- WORK REQUIRED
Using the listing that follows, filter out every line lacking the string "title" and return the rest.

- DATA FOR REVIEW

+-------+

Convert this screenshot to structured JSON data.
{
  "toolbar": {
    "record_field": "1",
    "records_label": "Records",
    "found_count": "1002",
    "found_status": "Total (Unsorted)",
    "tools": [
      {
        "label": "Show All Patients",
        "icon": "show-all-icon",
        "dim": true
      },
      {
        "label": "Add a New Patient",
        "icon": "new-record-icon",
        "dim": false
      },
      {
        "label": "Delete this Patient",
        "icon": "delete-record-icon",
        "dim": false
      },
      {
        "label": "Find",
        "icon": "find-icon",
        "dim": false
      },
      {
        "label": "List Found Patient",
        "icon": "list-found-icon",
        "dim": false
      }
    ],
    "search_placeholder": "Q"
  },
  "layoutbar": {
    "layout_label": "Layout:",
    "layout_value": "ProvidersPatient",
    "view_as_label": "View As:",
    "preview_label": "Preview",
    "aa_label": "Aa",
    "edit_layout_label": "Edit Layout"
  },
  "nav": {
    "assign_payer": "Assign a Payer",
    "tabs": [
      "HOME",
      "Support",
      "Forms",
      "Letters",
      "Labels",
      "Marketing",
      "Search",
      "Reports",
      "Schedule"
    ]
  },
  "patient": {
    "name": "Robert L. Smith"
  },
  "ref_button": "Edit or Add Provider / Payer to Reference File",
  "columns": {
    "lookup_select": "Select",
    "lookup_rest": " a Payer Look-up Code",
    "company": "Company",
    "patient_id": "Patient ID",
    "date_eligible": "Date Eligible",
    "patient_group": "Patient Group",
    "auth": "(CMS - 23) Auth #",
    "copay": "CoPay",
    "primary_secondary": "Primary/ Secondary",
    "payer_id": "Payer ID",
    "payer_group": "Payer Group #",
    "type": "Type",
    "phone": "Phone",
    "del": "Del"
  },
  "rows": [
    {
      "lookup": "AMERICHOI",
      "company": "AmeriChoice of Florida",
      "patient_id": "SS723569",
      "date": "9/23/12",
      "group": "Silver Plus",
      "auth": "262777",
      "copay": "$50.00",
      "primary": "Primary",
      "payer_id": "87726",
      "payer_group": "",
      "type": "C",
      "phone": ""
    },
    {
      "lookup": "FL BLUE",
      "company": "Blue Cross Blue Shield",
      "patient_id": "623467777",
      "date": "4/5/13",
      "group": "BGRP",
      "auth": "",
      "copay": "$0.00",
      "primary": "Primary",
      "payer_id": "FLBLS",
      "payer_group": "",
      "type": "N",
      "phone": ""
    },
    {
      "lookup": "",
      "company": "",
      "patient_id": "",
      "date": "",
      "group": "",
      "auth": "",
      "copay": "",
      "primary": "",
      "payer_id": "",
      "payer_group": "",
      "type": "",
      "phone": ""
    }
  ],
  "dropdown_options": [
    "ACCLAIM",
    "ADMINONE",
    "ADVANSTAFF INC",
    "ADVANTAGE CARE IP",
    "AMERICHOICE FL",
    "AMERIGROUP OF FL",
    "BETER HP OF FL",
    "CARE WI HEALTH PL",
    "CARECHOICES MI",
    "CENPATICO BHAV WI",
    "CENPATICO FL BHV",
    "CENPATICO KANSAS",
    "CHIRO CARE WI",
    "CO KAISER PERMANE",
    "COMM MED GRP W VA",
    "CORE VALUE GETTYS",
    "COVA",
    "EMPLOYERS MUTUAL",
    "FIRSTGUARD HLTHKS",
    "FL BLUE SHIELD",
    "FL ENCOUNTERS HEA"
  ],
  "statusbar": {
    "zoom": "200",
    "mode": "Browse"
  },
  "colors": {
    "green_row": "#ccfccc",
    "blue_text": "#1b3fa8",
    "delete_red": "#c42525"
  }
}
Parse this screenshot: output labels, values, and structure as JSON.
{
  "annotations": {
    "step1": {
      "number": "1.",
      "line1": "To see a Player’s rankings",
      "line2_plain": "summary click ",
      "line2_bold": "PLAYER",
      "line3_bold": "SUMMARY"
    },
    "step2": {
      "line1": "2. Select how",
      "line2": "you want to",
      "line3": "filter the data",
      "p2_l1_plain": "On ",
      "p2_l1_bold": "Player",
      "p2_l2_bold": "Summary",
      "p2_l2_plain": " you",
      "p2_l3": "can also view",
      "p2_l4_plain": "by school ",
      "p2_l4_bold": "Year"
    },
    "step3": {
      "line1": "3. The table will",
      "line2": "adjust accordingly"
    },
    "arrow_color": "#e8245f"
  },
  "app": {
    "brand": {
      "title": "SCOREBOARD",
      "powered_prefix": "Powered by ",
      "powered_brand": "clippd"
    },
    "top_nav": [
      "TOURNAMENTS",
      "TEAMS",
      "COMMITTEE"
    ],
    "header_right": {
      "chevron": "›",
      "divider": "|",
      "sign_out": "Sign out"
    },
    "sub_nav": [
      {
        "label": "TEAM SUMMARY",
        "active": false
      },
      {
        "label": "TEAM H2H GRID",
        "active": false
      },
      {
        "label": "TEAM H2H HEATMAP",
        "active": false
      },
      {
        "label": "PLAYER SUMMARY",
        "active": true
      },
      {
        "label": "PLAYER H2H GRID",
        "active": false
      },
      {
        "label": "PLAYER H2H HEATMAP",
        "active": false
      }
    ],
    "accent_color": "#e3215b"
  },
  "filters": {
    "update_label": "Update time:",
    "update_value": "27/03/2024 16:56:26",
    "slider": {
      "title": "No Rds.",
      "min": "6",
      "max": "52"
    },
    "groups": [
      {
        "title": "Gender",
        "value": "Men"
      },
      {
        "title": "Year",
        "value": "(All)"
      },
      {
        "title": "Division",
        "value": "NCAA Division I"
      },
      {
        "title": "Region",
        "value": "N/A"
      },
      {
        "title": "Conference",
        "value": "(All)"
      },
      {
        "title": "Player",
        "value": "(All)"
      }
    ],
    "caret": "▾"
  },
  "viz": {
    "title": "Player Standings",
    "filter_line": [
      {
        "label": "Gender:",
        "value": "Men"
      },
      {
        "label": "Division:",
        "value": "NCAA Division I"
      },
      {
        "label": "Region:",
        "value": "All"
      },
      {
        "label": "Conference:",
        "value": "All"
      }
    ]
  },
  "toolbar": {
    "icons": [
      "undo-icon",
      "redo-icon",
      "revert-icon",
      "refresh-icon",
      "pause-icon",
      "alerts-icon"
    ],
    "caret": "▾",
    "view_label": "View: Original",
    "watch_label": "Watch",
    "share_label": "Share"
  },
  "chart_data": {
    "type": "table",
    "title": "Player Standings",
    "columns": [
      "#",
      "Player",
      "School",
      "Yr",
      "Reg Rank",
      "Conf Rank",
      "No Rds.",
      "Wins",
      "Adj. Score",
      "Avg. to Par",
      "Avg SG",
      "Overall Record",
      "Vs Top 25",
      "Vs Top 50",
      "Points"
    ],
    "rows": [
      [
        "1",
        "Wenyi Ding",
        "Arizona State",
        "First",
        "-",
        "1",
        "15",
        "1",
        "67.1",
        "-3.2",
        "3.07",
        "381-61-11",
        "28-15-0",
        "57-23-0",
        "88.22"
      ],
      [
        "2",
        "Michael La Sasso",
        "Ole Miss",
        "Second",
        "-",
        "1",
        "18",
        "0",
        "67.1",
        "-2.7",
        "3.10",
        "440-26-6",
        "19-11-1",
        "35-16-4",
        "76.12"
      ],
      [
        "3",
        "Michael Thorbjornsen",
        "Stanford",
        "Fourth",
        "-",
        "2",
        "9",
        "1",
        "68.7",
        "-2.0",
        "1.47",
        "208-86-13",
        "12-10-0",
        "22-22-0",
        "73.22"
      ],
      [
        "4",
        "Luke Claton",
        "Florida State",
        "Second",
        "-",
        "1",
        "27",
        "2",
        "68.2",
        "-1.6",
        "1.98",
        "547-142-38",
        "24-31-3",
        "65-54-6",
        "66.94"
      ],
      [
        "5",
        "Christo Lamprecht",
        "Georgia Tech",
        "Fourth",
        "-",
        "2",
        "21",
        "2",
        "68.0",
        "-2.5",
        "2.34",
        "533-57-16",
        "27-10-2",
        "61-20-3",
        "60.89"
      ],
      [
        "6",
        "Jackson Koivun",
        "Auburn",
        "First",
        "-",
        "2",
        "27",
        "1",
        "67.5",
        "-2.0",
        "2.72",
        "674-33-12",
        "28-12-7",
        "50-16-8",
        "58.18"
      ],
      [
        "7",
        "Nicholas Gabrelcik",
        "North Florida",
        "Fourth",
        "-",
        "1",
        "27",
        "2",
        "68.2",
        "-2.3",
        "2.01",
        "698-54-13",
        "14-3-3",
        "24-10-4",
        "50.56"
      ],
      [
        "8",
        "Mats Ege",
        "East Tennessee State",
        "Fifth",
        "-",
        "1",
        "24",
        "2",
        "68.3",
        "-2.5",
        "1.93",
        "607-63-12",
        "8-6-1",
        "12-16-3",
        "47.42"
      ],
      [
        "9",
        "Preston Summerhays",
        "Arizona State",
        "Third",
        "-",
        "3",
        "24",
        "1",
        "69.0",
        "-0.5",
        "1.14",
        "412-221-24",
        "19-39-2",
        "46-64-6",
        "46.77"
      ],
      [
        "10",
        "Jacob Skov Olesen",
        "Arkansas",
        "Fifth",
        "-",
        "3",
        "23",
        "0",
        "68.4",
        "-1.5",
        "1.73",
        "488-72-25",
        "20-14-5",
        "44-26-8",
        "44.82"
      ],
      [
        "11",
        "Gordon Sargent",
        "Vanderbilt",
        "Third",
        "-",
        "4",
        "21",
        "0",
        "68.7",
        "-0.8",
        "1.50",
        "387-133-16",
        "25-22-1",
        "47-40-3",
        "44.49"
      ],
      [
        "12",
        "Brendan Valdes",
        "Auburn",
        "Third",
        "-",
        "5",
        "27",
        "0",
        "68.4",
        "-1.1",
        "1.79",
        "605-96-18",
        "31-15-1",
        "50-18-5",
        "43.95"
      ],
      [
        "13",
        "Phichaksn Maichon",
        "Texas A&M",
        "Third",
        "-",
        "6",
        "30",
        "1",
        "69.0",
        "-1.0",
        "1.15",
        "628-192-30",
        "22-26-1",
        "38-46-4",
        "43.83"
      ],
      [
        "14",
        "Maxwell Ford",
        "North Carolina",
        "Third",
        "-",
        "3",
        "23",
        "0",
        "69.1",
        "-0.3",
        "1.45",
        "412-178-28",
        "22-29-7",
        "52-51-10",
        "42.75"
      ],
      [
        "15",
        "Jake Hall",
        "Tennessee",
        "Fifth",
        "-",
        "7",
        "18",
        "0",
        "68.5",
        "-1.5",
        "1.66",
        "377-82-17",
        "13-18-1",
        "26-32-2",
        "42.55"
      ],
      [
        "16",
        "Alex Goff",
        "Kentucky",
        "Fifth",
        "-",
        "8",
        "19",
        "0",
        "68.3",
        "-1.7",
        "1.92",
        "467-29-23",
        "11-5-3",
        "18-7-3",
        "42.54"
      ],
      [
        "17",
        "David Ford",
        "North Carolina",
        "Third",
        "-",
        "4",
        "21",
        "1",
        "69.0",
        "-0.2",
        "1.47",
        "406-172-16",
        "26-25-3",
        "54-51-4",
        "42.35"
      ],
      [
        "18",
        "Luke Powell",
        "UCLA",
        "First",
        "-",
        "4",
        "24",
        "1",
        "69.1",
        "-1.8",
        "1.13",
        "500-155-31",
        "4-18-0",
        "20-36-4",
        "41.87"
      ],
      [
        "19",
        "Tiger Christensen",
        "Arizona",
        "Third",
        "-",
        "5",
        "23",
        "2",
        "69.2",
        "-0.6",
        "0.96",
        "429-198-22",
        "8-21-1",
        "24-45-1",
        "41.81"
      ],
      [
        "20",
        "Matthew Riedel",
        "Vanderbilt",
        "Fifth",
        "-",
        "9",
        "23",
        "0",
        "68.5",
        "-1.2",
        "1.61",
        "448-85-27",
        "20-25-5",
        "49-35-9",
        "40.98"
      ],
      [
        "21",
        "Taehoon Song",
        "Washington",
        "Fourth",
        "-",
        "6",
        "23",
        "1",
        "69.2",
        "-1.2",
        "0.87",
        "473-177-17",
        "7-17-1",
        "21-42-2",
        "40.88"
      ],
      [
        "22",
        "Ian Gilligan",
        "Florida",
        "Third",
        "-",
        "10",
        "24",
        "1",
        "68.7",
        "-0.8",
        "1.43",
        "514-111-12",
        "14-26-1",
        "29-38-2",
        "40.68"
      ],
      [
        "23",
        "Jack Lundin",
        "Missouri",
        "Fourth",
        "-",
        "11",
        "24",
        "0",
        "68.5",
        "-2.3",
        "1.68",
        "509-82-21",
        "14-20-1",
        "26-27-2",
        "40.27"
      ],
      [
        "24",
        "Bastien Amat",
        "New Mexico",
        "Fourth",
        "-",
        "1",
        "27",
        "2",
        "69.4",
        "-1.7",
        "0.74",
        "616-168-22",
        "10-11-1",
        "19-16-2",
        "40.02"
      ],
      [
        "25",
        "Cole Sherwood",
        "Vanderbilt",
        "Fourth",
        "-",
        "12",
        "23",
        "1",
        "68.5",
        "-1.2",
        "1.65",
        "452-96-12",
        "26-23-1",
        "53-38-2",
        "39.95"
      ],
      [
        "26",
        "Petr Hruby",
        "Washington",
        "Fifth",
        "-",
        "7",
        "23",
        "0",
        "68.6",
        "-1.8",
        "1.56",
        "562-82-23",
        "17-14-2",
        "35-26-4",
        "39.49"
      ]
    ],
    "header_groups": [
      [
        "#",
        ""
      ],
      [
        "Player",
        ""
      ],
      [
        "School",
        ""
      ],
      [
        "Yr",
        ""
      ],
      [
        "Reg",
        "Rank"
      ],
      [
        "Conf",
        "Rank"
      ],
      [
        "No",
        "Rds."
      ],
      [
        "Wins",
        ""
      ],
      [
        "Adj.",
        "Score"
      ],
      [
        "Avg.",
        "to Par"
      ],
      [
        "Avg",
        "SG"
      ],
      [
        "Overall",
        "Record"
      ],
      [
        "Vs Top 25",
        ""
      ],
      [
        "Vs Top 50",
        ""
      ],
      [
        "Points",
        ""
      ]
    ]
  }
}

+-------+

- ANSWER SECTION
      "title": "SCOREBOARD",
      "title": "No Rds.",
        "title": "Gender",
        "title": "Year",
        "title": "Division",
        "title": "Region",
        "title": "Conference",
        "title": "Player",
    "title": "Player Standings",
    "title": "Player Standings",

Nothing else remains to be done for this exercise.